When people think “architect,” they think of someone creative, someone with class, and someone with money.  It is a profession with glitz and glamour.  Unfortunately, perception does not always meet the reality. 

The architect must be creative and present well.  The architect must know elements of good design, elements of the law, and elements of proper building construction.  Simply, the architect must know a little bit about a lot of things.  Yet, unless one is named Frank Ghery or Renzo Piano, the architect does not get paid very much.  Certainly, owners of architecture firms can fetch a good salary, but this is the exception, not the rule. 

To put it in perspective, an architect’s fee on a theoretical multi-family building could potentially be six percent of the total budget.  At minimum, design of this building will take months and will include back and forth between the architect and clients.  When the building is finally completed, a real estate agent will come in and charge a six percent fee to sell the units in this building.  Ironically, the architect would never be able to afford the units they just designed. 

Before becoming the principal of a firm, the architect must take their lumps as a architecture student at a design school.  Long sleepless nights will be spent tirelessly working on models and drawings.  Semesters will culminate with reviews in which local architects will generally speak nary a positive word about the projects before them.  Then, with any luck, the student will find a job as an “intern architect.”  The next few years will be spent drawing toilet and stair details.  When the intern has worked enough hours, they will finally have the privilege to take a series of seven tests to actually be called an “architect.”  If the intern fails any of the tests, they must wait six months to test again. 

Once one becomes an architect, they will bear the brunt of the client’s complaints and excoriations from engineers saying their buildings will never stand.  Finally, after years of hard work and rubbing elbows with the right people, the architect may finally be able to put their name on a building.  They have finally become the “architect” that the common person believes them to be.  This architect may not the second coming of Frank Lloyd Wright, but they have finally made it. 

The architect is a different breed.  They love design and love talking about their job.  When strolling around cities, they do not look in store windows to see what is inside—they look at store windows to see how the windows come together.
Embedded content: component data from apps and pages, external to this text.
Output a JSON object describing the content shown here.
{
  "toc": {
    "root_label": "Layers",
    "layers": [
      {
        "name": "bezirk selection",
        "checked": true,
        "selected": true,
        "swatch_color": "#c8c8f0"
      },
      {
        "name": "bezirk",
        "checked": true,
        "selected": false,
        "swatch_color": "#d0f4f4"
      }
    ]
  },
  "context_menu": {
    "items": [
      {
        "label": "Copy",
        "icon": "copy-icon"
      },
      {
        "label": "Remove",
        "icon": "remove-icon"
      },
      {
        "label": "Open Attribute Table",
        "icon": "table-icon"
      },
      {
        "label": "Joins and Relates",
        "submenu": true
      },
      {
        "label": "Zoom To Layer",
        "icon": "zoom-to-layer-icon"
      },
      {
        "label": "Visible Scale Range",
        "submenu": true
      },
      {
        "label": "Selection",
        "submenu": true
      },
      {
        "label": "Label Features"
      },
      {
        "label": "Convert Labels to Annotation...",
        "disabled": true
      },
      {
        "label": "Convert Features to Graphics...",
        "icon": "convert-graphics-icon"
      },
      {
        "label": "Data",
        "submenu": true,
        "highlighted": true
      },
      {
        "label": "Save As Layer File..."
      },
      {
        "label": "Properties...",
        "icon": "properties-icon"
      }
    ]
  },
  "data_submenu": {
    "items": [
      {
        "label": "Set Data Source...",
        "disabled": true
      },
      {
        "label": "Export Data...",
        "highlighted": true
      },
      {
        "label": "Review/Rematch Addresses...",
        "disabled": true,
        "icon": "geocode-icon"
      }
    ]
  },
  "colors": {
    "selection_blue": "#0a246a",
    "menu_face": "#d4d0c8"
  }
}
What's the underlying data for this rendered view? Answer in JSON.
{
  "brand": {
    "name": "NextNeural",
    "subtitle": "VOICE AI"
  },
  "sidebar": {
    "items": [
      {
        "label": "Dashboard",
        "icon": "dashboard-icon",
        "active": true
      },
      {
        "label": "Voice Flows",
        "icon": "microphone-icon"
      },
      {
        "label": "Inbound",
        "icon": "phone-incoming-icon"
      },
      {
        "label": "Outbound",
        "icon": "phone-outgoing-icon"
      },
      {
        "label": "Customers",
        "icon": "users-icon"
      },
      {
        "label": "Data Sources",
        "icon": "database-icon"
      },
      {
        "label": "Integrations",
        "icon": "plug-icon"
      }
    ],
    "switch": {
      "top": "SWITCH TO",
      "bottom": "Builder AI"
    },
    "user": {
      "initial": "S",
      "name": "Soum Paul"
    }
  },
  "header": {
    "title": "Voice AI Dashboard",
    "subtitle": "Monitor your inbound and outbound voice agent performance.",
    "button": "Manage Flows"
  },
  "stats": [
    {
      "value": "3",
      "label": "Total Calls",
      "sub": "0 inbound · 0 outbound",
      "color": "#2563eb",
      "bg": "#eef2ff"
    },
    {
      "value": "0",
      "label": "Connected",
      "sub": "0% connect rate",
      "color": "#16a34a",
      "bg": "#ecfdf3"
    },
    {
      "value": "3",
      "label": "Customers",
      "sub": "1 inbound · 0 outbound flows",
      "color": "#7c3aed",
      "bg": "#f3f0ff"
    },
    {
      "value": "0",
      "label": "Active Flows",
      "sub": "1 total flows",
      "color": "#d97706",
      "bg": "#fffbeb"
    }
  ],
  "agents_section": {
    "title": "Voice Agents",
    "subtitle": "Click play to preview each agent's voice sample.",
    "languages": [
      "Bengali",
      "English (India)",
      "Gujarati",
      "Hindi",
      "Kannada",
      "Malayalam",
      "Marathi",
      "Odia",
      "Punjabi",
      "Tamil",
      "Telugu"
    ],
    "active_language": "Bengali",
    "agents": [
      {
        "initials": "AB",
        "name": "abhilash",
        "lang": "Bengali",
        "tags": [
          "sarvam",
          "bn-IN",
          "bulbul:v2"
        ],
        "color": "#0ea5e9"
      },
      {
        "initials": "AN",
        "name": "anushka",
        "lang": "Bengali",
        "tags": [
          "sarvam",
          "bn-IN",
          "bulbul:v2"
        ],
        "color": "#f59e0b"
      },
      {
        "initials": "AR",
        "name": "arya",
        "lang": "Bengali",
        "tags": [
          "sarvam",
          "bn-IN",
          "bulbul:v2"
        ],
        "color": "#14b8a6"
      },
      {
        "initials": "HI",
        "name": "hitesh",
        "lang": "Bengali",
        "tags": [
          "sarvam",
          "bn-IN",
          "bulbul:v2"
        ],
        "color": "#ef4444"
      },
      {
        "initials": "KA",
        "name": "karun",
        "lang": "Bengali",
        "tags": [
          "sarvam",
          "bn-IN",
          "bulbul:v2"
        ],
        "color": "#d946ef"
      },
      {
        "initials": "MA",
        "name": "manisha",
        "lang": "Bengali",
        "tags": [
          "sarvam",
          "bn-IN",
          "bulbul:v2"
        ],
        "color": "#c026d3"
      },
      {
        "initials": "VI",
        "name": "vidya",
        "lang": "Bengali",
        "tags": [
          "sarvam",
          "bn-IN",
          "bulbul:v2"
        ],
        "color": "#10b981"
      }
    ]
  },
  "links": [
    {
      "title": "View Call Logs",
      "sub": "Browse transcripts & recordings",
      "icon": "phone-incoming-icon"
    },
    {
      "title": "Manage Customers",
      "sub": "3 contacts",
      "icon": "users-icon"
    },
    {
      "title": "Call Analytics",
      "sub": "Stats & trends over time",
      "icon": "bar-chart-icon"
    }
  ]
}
So, the next time you meet an architect, give them a pat on the back.  Do not look at them like they make a lot of money and eat caviar for snack.  They are just like you.  Maybe a little more eccentric.  Maybe a little more stylish.  But, they are every bit as broke as you.